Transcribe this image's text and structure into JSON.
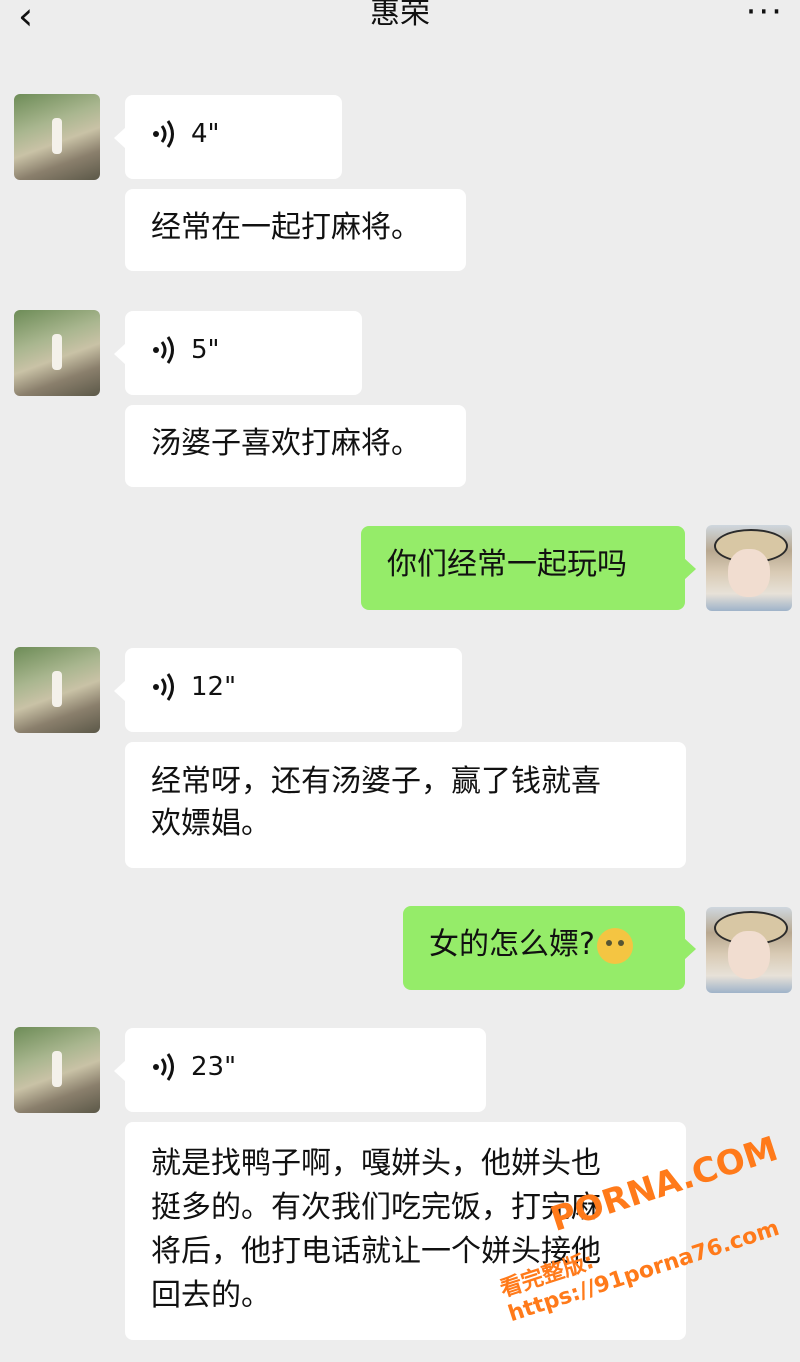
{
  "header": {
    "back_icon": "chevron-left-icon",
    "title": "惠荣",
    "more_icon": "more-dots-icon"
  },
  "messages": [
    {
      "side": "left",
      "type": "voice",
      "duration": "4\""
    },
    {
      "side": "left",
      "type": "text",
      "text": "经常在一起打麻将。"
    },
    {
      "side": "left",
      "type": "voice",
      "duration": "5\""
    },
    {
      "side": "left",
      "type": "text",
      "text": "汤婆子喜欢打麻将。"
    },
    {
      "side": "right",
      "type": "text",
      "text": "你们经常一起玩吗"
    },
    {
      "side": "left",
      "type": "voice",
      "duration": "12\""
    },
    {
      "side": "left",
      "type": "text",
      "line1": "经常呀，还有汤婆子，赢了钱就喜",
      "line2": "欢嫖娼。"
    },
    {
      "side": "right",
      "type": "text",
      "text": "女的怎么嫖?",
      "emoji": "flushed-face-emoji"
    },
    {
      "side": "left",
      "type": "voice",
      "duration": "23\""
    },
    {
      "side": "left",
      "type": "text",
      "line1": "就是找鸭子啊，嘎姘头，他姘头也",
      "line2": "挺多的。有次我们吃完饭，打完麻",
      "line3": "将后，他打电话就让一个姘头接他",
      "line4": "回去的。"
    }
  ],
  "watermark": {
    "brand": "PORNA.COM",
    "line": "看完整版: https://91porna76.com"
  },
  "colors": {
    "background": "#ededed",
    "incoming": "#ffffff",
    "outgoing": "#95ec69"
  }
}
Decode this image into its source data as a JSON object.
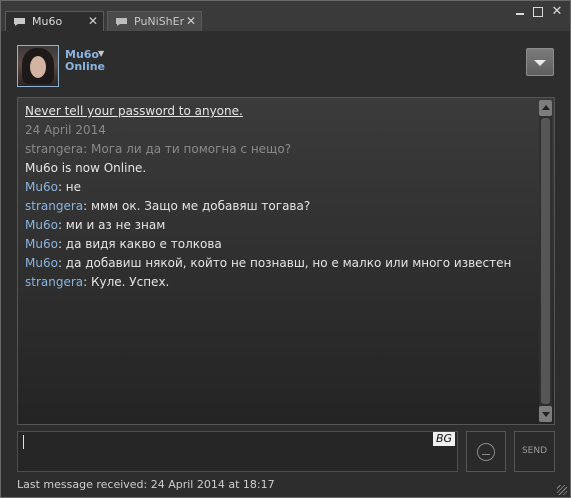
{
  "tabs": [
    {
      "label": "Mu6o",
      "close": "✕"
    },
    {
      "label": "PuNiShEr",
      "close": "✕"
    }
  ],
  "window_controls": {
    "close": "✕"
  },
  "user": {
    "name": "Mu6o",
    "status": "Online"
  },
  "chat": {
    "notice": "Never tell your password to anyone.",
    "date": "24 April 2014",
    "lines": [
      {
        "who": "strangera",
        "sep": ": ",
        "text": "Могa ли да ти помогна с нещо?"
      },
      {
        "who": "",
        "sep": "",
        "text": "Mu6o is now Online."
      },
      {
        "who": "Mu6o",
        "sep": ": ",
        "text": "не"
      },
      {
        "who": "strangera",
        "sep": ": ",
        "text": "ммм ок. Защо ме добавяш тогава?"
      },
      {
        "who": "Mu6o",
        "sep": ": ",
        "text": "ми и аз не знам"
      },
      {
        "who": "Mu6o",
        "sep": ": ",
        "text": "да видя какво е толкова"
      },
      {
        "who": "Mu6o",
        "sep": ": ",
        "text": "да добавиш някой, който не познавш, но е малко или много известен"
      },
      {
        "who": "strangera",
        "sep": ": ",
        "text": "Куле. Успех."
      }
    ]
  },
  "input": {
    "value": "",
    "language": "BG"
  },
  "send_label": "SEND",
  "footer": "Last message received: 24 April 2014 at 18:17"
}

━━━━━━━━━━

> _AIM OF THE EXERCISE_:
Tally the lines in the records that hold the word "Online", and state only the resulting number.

> _RESULT BELOW_:
2